Cleveland Considers Police Drone Program, Offers No Details On Policies
At a drone training at Cuyahoga Community College’s police training campus, law enforcement trainees practice flying the tiny aircraft in a field behind the building, next to controlled burn sites used by the firefighter academy and a police driving course.
Some trainees learn to fly drones outfitted with a small basket that can make a delivery to someone in need of rescue or a first responder waiting below.
Others maneuver around a series of obstacles with smaller drones that can take photos or send video back to the operator.
Cleveland police are currently considering their own drone program, with plans to get started sometime later this year.
“Drone programs are in several other major cities,” Cleveland Director of Public Safety Karrie Howard said during a February city council budget hearing. “We are looking at those cities – there’s Los Angeles, I believe Memphis, Seattle have drone programs – so we don’t reinvent the wheel.”
Cleveland officials have said little else about how they plan to use drones. And there’s little guidance in Ohio law on how they can be used or how footage captured with them should be handled.
While its technology used by law enforcement across the country, several privacy and policy questions still to be answered.
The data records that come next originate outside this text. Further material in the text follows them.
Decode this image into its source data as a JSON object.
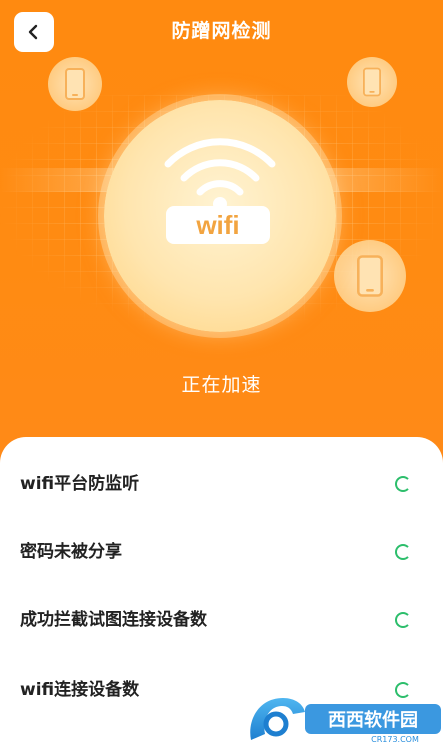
{
  "header": {
    "title": "防蹭网检测",
    "back_icon": "chevron-left-icon"
  },
  "hero": {
    "badge_text": "wifi",
    "status_text": "正在加速"
  },
  "checks": [
    {
      "label": "wifi平台防监听",
      "state": "loading"
    },
    {
      "label": "密码未被分享",
      "state": "loading"
    },
    {
      "label": "成功拦截试图连接设备数",
      "state": "loading"
    },
    {
      "label": "wifi连接设备数",
      "state": "loading"
    }
  ],
  "colors": {
    "accent": "#FF8A10",
    "spinner": "#2DBE6C",
    "wifi_text": "#F2A440"
  },
  "watermark": {
    "text": "西西软件园",
    "sub": "CR173.COM"
  }
}
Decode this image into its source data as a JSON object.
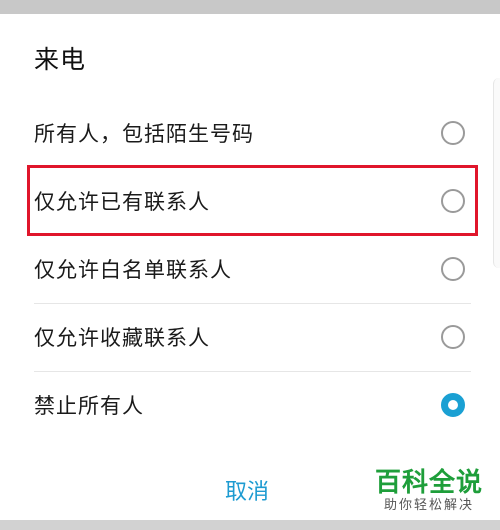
{
  "dialog": {
    "title": "来电",
    "options": [
      {
        "label": "所有人，包括陌生号码",
        "selected": false
      },
      {
        "label": "仅允许已有联系人",
        "selected": false
      },
      {
        "label": "仅允许白名单联系人",
        "selected": false
      },
      {
        "label": "仅允许收藏联系人",
        "selected": false
      },
      {
        "label": "禁止所有人",
        "selected": true
      }
    ],
    "cancel_label": "取消"
  },
  "colors": {
    "accent": "#1aa0d3",
    "highlight": "#e0162b",
    "watermark": "#1e9e3a"
  },
  "watermark": {
    "main": "百科全说",
    "sub": "助你轻松解决"
  }
}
A March 2020 report by the Center for the Study of the Drone at Bard College found almost 1,600 local and state law enforcement departments and first responders using drones.
Clayton Harris, director of Tri-C’s public safety training center, chaired then-Attorney General Mike DeWine’s 2016 advisory group on drones and law enforcement that drafted model policies for drone use.
Harris said the training Tri-C offers is pretty clear: use drones for specific purposes, don’t just fly around peeking into people’s yards or windows or tracking movements.
“There’s no reason to do haphazard searching around in areas where you’re not supposed to. That’s not part of the assignment,” Harris said.
The rules that do govern drone use right now come from the Federal Aviation Administration, which recently loosened rules to allow flights at night and over populated areas. And the FAA requires anyone flying drones for commercial purposes to get what’s known as a Part 107 license.
Harris and DeWine’s law enforcement advisory group recommended all law enforcement drone operators get the license.
“Many of the things that we had suggested and what the proper protocols should be are still in effect today,” Harris said.
The 2016 advisory group recommended using drones for things like search and rescue, positioning officers in hostage situations, crowd control and crime scene investigations. Recommendations also included treating footage and data from drone flights as a public record.
In Erie County, the sheriff’s office uses its three drones primarily for search and rescue and crash scene investigations. The department’s written policy leaves out many of the elements in the state’s model version, including considering drone footage a matter of public record or recordkeeping on each flight.
Sheriff Paul Sigsworth said his office follows Fourth Amendment rules, like with all other police work, when it comes to drones.
“We can fly the drone for general surveillance if we are looking for a certain person or vehicle. We cannot target someone’s property without a search warrant,” Sigsworth said.
Say, for instance, a drone is searching for a missing person and happens to capture something in a person’s backyard indicating a crime is being committed. Sigsworth said there would have to be a search warrant before going back.
“You know, with a drone, potentially we could fly up and look in someone’s window if we wanted to,” Sigsworth said. “We can’t just walk up to someone’s house and look in the window to see if you’re doing something wrong without a warrant. And it would be the same thing in that situation.”
But that interpretation is up for debate. An officer walking down the sidewalk who glances into your window and sees what appears to be a crime doesn’t need a warrant. The same goes if a cop pulls you over for a traffic violation and smells marijuana in your vehicle.
According to Cleveland State University law professor Jonathan Witmer-Rich, the U.S. Supreme Court has ruled that, because of the power of technology, police need search warrants for things like collecting location information using a GPS tracker or cell phone records.
“There are additional privacy risks by the fact you’re using a digital surveillance to do that and that may violate the Fourth Amendment even though a police officer doing the same thing might not,” Witmer-Rich said.
Public concerns about drones and their surveillance capabilities should lead police departments to gather public input before developing new policies on their use, he added.
“And if the public feels like we just kind of see drones out above us from time to time and we don’t why they’re being used or what they’re being used for, I think it creates a real danger and can lead to a real backlash,” Witmer-Rich said.
In some cities, like Los Angeles, public discussions led to restrictions on what situations drones can be used in. In Seattle, public backlash put a halt to the police department’s plans for a drone program.
Cleveland officials have not announced plans for gathering public input on drone policies.